Buying a Home
Turtles and snails are born with their homes on their backs. You, however, are not so lucky. Unless you plan to live in a cardboard box or you can talk someone into allowing you to live with them for the rest of your life, you will probably need to either buy or rent housing.
To Own or Not to Own
Home ownership isn't for everyone. It's definitely a long-term commitment. The prices of homes tend to increase over the years, but usually at a slow rate. With the financing and other expenses associated with owning a home, you can lose money if you sell within five years of buying a property.
You also have to think about the upkeep of a home. Everything from mowing the lawn to putting on a new roof is your responsibility. The costs can really add up. Then add taxes, water and other expenses and you can get into some sizable payments.
But when you take full financial and maintenance responsibility for a home, you can do what you like with it. Paint the walls purple. Add a planetarium. Put in a fireman's pole. You're in charge.

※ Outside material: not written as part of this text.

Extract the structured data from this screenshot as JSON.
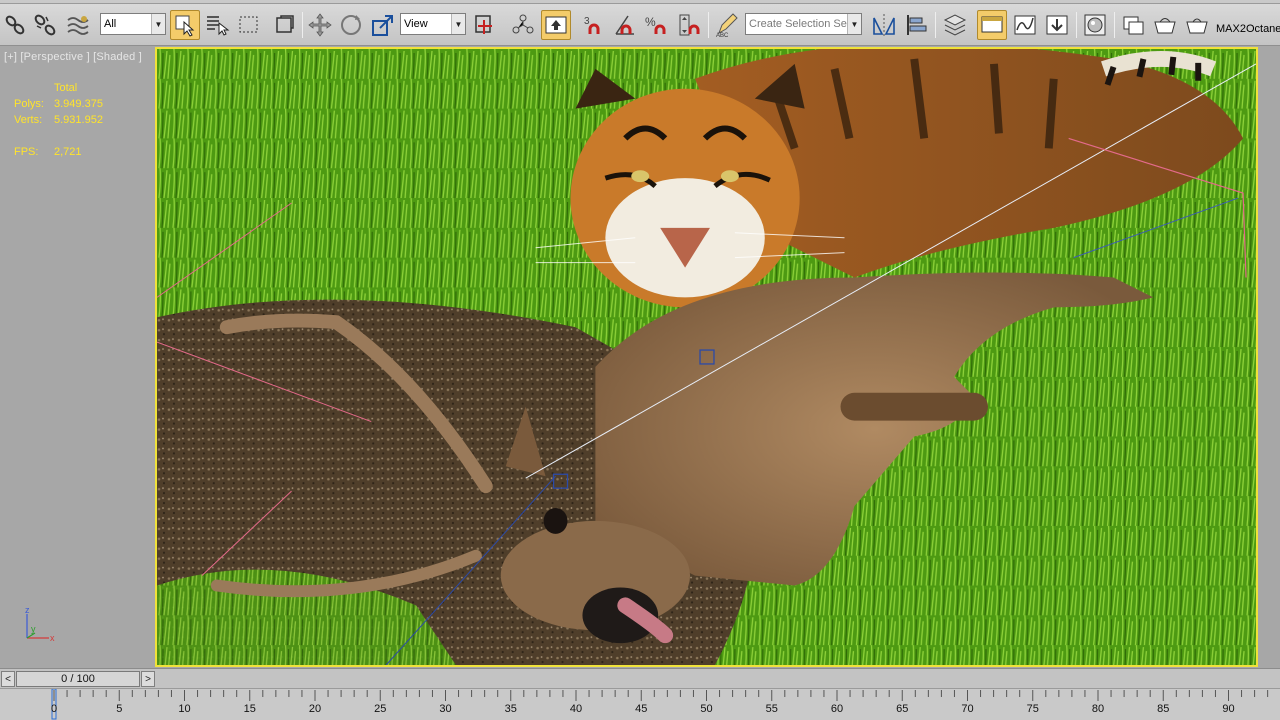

There are also substantial financial advantages to owning a property. The part of your monthly payment that goes toward the principal is all equity. As your equity increases with time (and payments) it will be a source of financial stability for you, giving you collateral for a loan or producing a large sum of money if you sell.